*Entries from a dataset of interfaces*.
╭──
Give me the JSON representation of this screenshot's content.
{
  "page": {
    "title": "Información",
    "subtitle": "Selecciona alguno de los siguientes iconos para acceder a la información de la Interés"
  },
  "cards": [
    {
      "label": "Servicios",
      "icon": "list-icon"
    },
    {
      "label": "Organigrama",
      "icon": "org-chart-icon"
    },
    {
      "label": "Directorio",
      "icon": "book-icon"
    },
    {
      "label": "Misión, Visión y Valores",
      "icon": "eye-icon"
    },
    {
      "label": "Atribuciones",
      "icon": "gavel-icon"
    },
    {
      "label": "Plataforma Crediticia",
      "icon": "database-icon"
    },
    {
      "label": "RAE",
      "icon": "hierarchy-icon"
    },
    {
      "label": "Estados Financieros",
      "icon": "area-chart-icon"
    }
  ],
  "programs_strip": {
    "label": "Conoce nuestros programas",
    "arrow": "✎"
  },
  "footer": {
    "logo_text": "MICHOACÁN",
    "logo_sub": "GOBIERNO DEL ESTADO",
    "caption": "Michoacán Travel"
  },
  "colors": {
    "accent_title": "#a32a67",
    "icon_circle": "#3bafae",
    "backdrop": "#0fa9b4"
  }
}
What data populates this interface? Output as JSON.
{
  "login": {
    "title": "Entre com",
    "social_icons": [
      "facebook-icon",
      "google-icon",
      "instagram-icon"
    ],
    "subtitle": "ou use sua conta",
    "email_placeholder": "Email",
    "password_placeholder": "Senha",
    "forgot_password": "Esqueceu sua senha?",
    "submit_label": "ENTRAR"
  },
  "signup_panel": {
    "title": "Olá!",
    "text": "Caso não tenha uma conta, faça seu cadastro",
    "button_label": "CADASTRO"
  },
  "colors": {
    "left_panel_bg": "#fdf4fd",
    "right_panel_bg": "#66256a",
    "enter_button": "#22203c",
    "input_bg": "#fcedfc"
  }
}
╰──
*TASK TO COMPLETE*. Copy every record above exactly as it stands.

*RESULT BELOW*.
Give me the JSON representation of this screenshot's content.
{
  "page": {
    "title": "Información",
    "subtitle": "Selecciona alguno de los siguientes iconos para acceder a la información de la Interés"
  },
  "cards": [
    {
      "label": "Servicios",
      "icon": "list-icon"
    },
    {
      "label": "Organigrama",
      "icon": "org-chart-icon"
    },
    {
      "label": "Directorio",
      "icon": "book-icon"
    },
    {
      "label": "Misión, Visión y Valores",
      "icon": "eye-icon"
    },
    {
      "label": "Atribuciones",
      "icon": "gavel-icon"
    },
    {
      "label": "Plataforma Crediticia",
      "icon": "database-icon"
    },
    {
      "label": "RAE",
      "icon": "hierarchy-icon"
    },
    {
      "label": "Estados Financieros",
      "icon": "area-chart-icon"
    }
  ],
  "programs_strip": {
    "label": "Conoce nuestros programas",
    "arrow": "✎"
  },
  "footer": {
    "logo_text": "MICHOACÁN",
    "logo_sub": "GOBIERNO DEL ESTADO",
    "caption": "Michoacán Travel"
  },
  "colors": {
    "accent_title": "#a32a67",
    "icon_circle": "#3bafae",
    "backdrop": "#0fa9b4"
  }
}
What data populates this interface? Output as JSON.
{
  "login": {
    "title": "Entre com",
    "social_icons": [
      "facebook-icon",
      "google-icon",
      "instagram-icon"
    ],
    "subtitle": "ou use sua conta",
    "email_placeholder": "Email",
    "password_placeholder": "Senha",
    "forgot_password": "Esqueceu sua senha?",
    "submit_label": "ENTRAR"
  },
  "signup_panel": {
    "title": "Olá!",
    "text": "Caso não tenha uma conta, faça seu cadastro",
    "button_label": "CADASTRO"
  },
  "colors": {
    "left_panel_bg": "#fdf4fd",
    "right_panel_bg": "#66256a",
    "enter_button": "#22203c",
    "input_bg": "#fcedfc"
  }
}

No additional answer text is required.